Information given -
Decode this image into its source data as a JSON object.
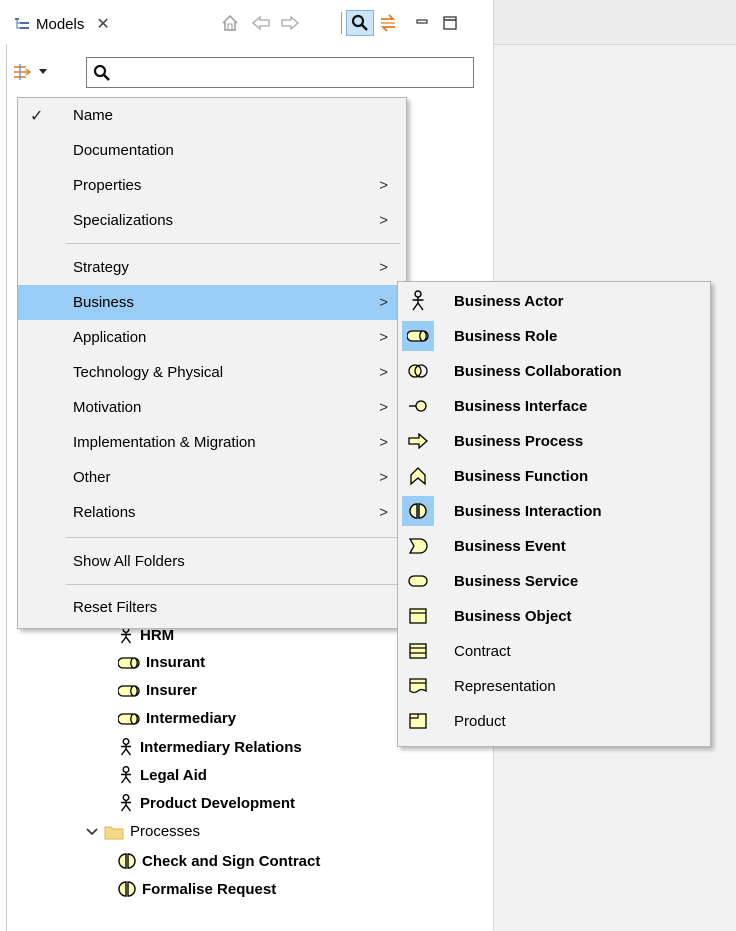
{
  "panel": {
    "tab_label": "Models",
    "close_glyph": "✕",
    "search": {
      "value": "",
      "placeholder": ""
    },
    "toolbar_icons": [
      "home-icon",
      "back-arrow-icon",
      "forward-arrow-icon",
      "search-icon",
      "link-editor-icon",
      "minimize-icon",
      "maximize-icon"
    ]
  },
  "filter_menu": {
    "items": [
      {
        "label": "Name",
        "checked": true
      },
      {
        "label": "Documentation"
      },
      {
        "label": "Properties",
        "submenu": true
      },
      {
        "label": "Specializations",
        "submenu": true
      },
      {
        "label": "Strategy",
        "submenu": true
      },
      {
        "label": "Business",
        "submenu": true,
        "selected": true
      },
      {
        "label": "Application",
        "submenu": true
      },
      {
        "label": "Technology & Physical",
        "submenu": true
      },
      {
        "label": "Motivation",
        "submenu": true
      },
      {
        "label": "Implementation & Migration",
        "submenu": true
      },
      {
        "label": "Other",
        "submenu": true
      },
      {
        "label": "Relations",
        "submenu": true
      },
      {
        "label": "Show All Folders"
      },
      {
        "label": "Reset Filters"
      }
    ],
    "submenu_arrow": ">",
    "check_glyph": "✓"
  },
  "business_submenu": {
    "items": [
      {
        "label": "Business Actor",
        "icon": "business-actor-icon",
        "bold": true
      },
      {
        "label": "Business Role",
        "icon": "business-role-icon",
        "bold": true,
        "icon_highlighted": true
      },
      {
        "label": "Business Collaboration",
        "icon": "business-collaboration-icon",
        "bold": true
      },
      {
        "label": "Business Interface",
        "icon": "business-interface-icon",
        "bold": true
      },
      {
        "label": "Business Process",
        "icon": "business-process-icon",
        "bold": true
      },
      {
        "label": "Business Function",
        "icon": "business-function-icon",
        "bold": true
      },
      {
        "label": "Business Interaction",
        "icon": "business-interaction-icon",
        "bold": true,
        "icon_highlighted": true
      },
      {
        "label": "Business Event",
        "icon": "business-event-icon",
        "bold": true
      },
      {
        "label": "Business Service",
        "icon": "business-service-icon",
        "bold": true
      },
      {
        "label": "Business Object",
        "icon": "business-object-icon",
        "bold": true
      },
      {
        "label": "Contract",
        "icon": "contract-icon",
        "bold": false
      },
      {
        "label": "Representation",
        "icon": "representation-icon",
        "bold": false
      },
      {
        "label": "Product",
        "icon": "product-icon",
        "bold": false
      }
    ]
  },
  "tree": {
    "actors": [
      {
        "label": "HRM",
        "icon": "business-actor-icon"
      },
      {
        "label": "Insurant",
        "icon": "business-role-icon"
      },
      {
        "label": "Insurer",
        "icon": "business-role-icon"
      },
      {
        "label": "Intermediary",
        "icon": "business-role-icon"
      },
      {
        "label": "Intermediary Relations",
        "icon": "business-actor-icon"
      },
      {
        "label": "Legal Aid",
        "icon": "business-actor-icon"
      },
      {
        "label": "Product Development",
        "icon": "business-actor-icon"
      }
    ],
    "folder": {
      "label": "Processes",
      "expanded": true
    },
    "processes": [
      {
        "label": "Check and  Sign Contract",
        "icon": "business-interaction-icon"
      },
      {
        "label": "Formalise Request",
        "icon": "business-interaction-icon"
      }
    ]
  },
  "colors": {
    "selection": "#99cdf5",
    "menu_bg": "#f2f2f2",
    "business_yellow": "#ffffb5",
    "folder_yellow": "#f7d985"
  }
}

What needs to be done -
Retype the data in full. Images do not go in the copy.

Written answer -
Decode this image into its source data as a JSON object.
{
  "panel": {
    "tab_label": "Models",
    "close_glyph": "✕",
    "search": {
      "value": "",
      "placeholder": ""
    },
    "toolbar_icons": [
      "home-icon",
      "back-arrow-icon",
      "forward-arrow-icon",
      "search-icon",
      "link-editor-icon",
      "minimize-icon",
      "maximize-icon"
    ]
  },
  "filter_menu": {
    "items": [
      {
        "label": "Name",
        "checked": true
      },
      {
        "label": "Documentation"
      },
      {
        "label": "Properties",
        "submenu": true
      },
      {
        "label": "Specializations",
        "submenu": true
      },
      {
        "label": "Strategy",
        "submenu": true
      },
      {
        "label": "Business",
        "submenu": true,
        "selected": true
      },
      {
        "label": "Application",
        "submenu": true
      },
      {
        "label": "Technology & Physical",
        "submenu": true
      },
      {
        "label": "Motivation",
        "submenu": true
      },
      {
        "label": "Implementation & Migration",
        "submenu": true
      },
      {
        "label": "Other",
        "submenu": true
      },
      {
        "label": "Relations",
        "submenu": true
      },
      {
        "label": "Show All Folders"
      },
      {
        "label": "Reset Filters"
      }
    ],
    "submenu_arrow": ">",
    "check_glyph": "✓"
  },
  "business_submenu": {
    "items": [
      {
        "label": "Business Actor",
        "icon": "business-actor-icon",
        "bold": true
      },
      {
        "label": "Business Role",
        "icon": "business-role-icon",
        "bold": true,
        "icon_highlighted": true
      },
      {
        "label": "Business Collaboration",
        "icon": "business-collaboration-icon",
        "bold": true
      },
      {
        "label": "Business Interface",
        "icon": "business-interface-icon",
        "bold": true
      },
      {
        "label": "Business Process",
        "icon": "business-process-icon",
        "bold": true
      },
      {
        "label": "Business Function",
        "icon": "business-function-icon",
        "bold": true
      },
      {
        "label": "Business Interaction",
        "icon": "business-interaction-icon",
        "bold": true,
        "icon_highlighted": true
      },
      {
        "label": "Business Event",
        "icon": "business-event-icon",
        "bold": true
      },
      {
        "label": "Business Service",
        "icon": "business-service-icon",
        "bold": true
      },
      {
        "label": "Business Object",
        "icon": "business-object-icon",
        "bold": true
      },
      {
        "label": "Contract",
        "icon": "contract-icon",
        "bold": false
      },
      {
        "label": "Representation",
        "icon": "representation-icon",
        "bold": false
      },
      {
        "label": "Product",
        "icon": "product-icon",
        "bold": false
      }
    ]
  },
  "tree": {
    "actors": [
      {
        "label": "HRM",
        "icon": "business-actor-icon"
      },
      {
        "label": "Insurant",
        "icon": "business-role-icon"
      },
      {
        "label": "Insurer",
        "icon": "business-role-icon"
      },
      {
        "label": "Intermediary",
        "icon": "business-role-icon"
      },
      {
        "label": "Intermediary Relations",
        "icon": "business-actor-icon"
      },
      {
        "label": "Legal Aid",
        "icon": "business-actor-icon"
      },
      {
        "label": "Product Development",
        "icon": "business-actor-icon"
      }
    ],
    "folder": {
      "label": "Processes",
      "expanded": true
    },
    "processes": [
      {
        "label": "Check and  Sign Contract",
        "icon": "business-interaction-icon"
      },
      {
        "label": "Formalise Request",
        "icon": "business-interaction-icon"
      }
    ]
  },
  "colors": {
    "selection": "#99cdf5",
    "menu_bg": "#f2f2f2",
    "business_yellow": "#ffffb5",
    "folder_yellow": "#f7d985"
  }
}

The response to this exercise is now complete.